Makes about 5-6 cakes. ~30 min 

Jam tarts

A great dessert recipe for an empty pantry. ~1 hr
Even though my pictures are not very appetizing these are wonderfully delicious :)

  • 8 oz all purpose/plain flour
  • Pinch of salt
  • 4oz butter 
  • 2-3 tbsp cold water
  • Any fruit jam (or curd or I used thinly sliced cooked cinnamon apples)
  • A little extra butter for greasing

Mix the flour and salt separately. Cut the butter into small pieces and add to the flour mixture to form a dough using your hands or a food processor. Add just enough water to get the whole mix to stick together. 
The trick to making this dough is keeping it cold. So usually tossing everything into a food processor is the best way to go. However, for those of us without fancy kitchen appliances (that's me!) making this can require a bit more effort. 
 I've found the best way to do this by hand is to mash everything together until the butter chunks are not so blatantly obvious. It is fine to have some small bits in there because these pockets help make the dough flaky. Unfortunately you will notice an immediate problem after you complete this step: the dough is too warm to shape nice little tarts because it won't stop sticking to your hands. :p

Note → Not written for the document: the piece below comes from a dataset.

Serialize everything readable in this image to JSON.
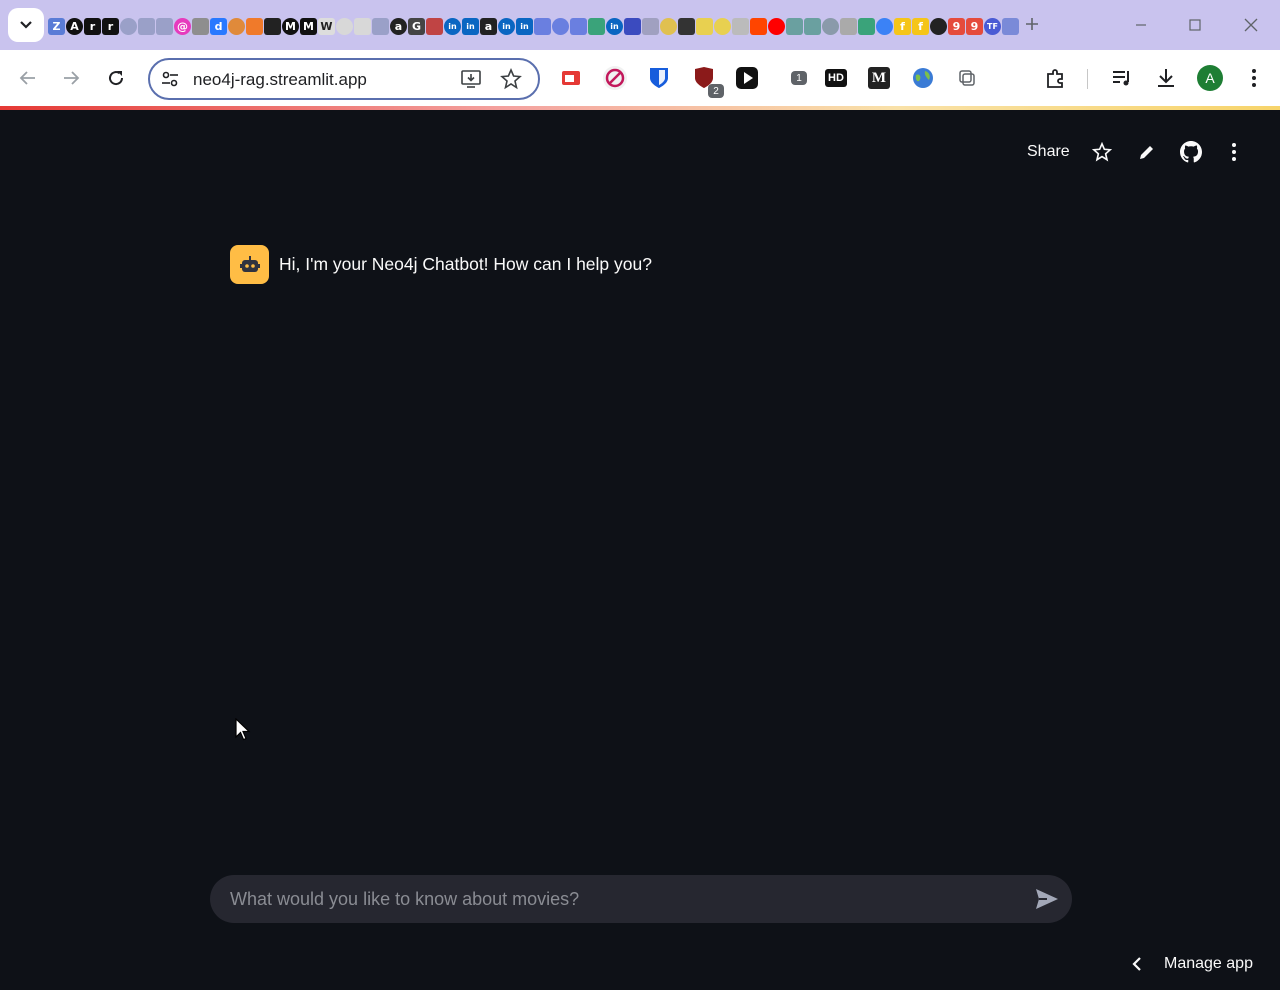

So to overcome the sticky goo issue:
1. lightly grease a cutting board
2. press the dough onto the cutting board until it is about a cm or two thick
3. throw in the freezer for about fifteen minutes
4. take a flat broad knife, I use my santoku, to cut out a circle about 2 inches in diameter and scrape it off of the cutting board. I like to just leave the cutting board in the freezer and work with one tart at a time.
5. fold/knead the dough a few times! this creates the flaky layers=very important
6. At this point you can make a single tart out of this portion if the dough is not too sticky and forms shapes well. However, if it gives you problems, press it flat on the cutting board again in the freezer until it is cold enough to work with.

Now go ahead and preheat the oven to 350. I like to wait until later to preheat the oven because the most time consuming part of this recipe is shaping all of the tarts. 

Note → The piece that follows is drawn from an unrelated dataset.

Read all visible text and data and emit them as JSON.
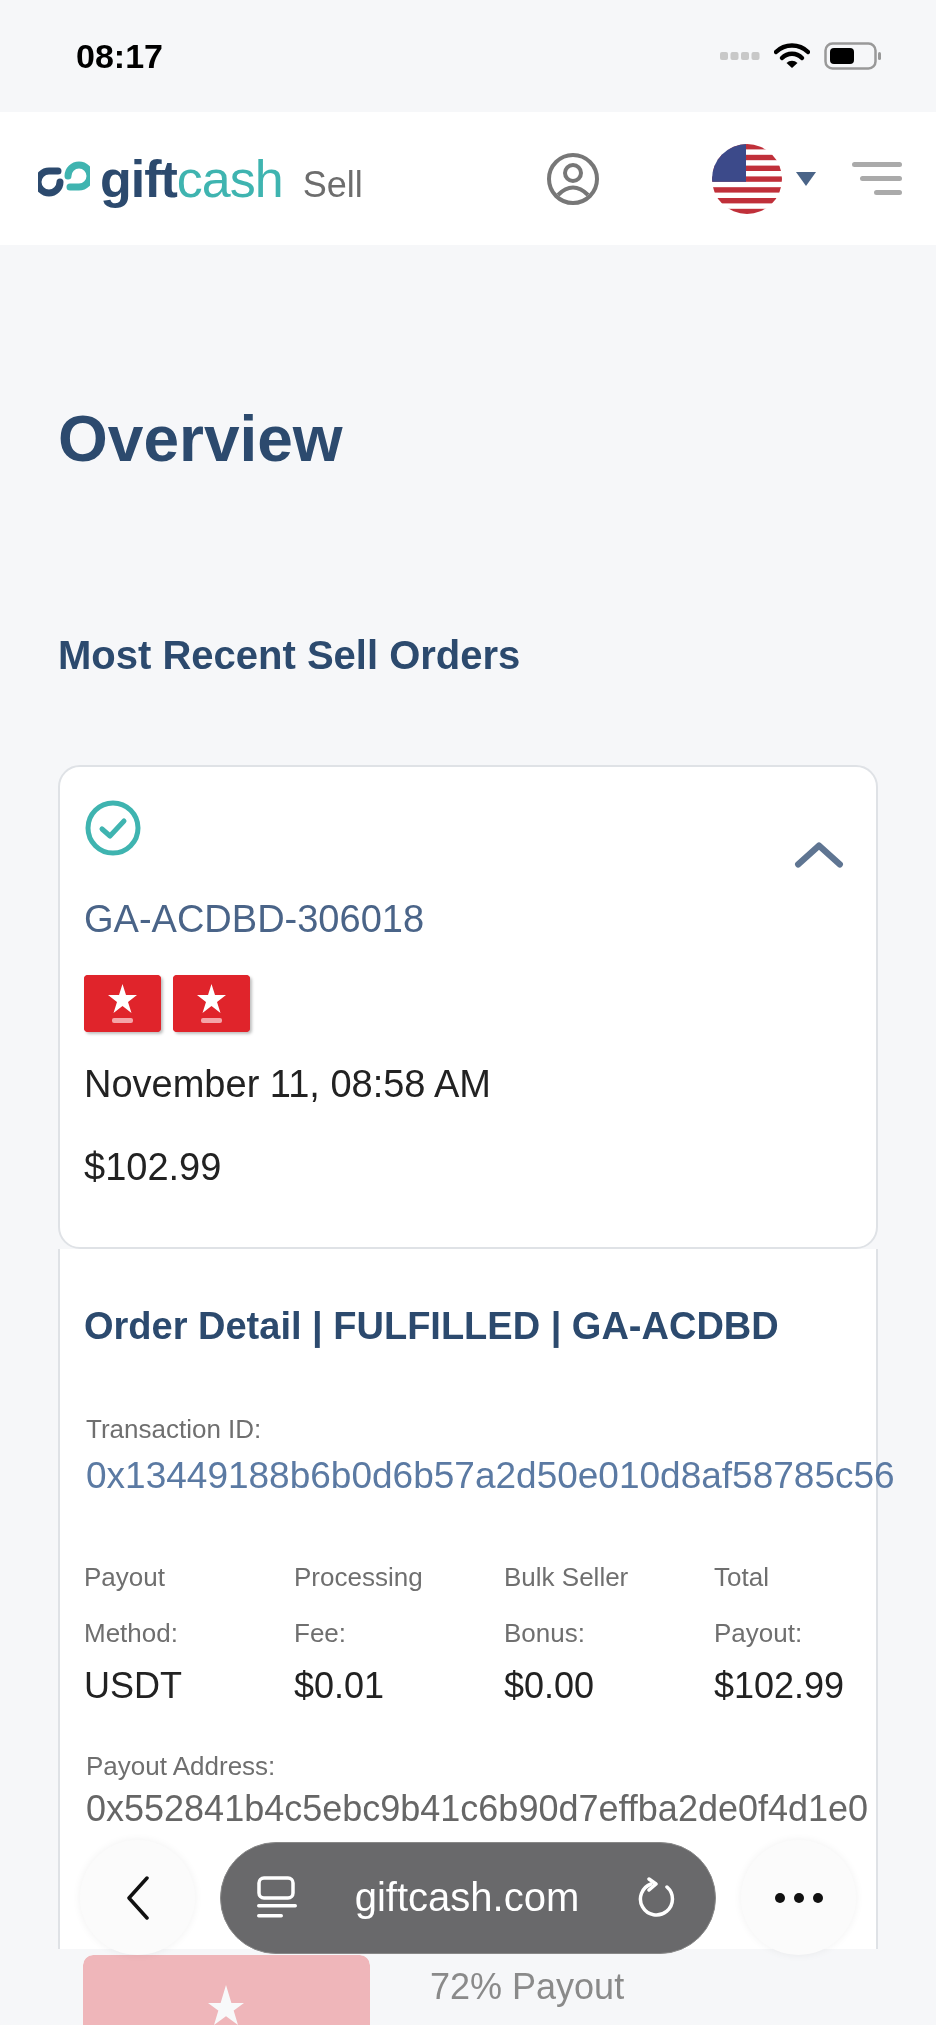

To form them I usually press them as flat as I can without tearing them (a few cm) and then roll the edges a little to form a lip to prevent jam spill-over.
Now fill (don't overfill them!) and cook for about 15-20 minutes. The edges of the cooked tarts won't brown very much, so give them a good poke to see if they are done. 

Makes about 20 tarts about 2 inches in diameter.

Adapted from: http://britishfood.about.com/od/eorecipes/r/jamtarts.htm